Element data from apps and pages
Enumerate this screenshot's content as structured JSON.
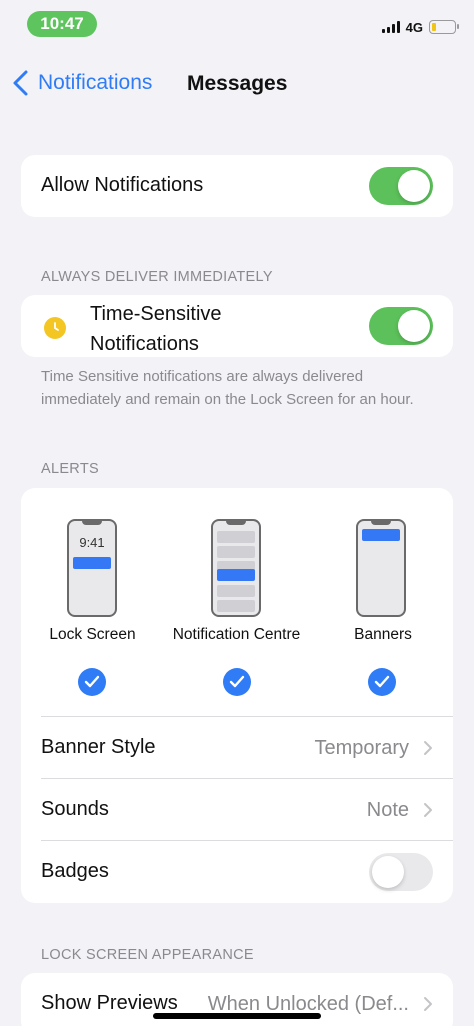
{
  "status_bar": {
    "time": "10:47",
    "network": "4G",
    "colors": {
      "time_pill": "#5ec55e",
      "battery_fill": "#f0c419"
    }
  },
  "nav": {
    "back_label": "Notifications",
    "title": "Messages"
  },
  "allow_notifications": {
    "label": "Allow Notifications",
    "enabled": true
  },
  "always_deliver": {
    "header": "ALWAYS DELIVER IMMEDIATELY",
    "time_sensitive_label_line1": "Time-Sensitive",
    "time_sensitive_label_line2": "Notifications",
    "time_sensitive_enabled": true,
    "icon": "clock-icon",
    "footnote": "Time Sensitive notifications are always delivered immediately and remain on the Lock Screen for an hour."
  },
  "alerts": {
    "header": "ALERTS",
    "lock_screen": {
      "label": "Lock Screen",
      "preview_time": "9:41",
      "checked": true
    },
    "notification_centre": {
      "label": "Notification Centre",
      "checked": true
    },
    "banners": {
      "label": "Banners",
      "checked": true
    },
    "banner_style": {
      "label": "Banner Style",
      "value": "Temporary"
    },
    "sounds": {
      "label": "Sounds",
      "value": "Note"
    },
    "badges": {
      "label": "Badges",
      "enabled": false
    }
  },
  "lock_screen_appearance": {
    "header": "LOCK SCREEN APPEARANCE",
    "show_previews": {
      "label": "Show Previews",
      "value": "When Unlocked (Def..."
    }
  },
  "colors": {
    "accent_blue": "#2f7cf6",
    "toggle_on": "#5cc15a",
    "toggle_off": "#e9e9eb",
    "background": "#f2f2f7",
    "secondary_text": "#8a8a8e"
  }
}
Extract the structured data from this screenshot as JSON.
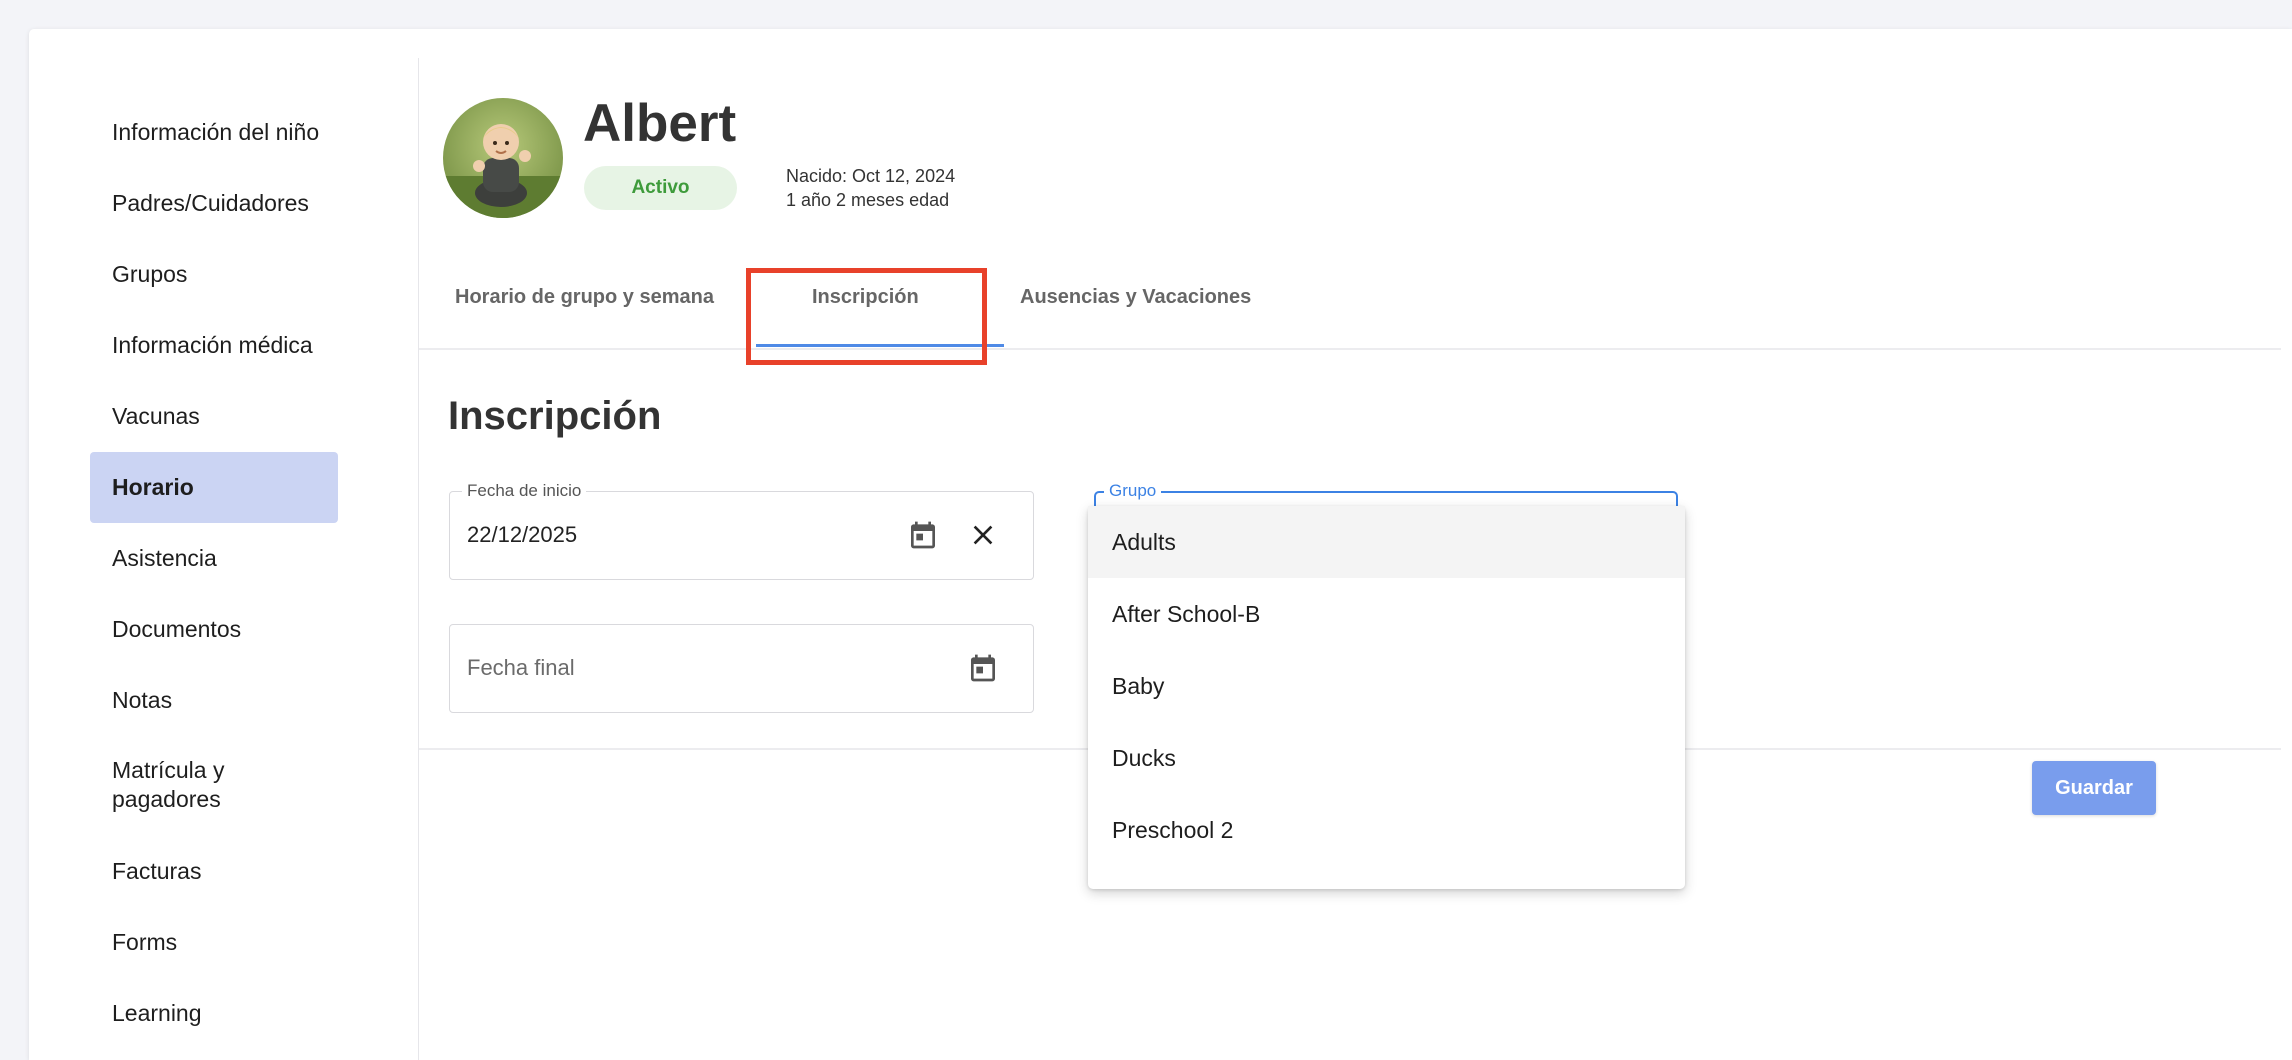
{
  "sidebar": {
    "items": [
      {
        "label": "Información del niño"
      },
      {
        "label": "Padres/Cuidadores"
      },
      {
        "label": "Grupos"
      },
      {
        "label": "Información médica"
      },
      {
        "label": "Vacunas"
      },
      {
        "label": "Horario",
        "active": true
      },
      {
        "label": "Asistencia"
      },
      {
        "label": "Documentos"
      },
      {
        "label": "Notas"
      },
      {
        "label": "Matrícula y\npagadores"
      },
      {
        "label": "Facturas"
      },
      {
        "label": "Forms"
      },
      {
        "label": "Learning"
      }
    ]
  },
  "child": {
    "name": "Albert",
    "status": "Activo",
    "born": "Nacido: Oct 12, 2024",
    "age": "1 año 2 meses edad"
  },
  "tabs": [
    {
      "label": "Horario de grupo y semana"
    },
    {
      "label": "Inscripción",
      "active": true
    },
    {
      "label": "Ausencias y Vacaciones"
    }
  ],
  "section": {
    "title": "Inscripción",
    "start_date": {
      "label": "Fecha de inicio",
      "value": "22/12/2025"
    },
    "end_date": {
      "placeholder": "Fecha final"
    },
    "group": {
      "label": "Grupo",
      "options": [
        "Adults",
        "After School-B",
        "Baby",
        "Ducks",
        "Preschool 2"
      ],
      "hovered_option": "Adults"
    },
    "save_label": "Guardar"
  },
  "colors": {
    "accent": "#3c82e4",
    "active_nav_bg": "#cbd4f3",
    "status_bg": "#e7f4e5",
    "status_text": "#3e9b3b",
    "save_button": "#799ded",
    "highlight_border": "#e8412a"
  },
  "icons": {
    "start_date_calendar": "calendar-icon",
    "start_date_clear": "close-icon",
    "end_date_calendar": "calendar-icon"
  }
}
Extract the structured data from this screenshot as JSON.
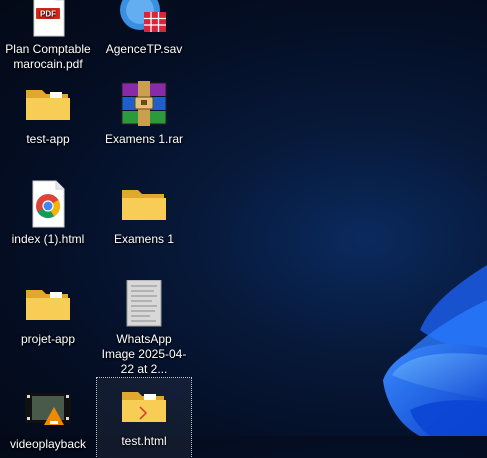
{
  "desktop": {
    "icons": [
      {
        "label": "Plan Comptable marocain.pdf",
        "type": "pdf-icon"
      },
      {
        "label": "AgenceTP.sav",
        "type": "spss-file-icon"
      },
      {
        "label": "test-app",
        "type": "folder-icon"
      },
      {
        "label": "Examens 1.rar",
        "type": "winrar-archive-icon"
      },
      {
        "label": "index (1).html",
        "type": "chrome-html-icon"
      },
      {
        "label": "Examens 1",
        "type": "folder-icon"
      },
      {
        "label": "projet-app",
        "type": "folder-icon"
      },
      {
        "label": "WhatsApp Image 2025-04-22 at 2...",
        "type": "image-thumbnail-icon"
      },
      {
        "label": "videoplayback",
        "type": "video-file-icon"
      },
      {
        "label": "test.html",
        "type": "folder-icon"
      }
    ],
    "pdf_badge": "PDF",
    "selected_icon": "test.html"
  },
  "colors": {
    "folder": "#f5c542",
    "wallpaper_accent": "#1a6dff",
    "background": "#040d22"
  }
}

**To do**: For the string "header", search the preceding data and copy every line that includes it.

**Worked solution**:
    "header": "ALWAYS DELIVER IMMEDIATELY",
    "header": "ALERTS",
    "header": "LOCK SCREEN APPEARANCE",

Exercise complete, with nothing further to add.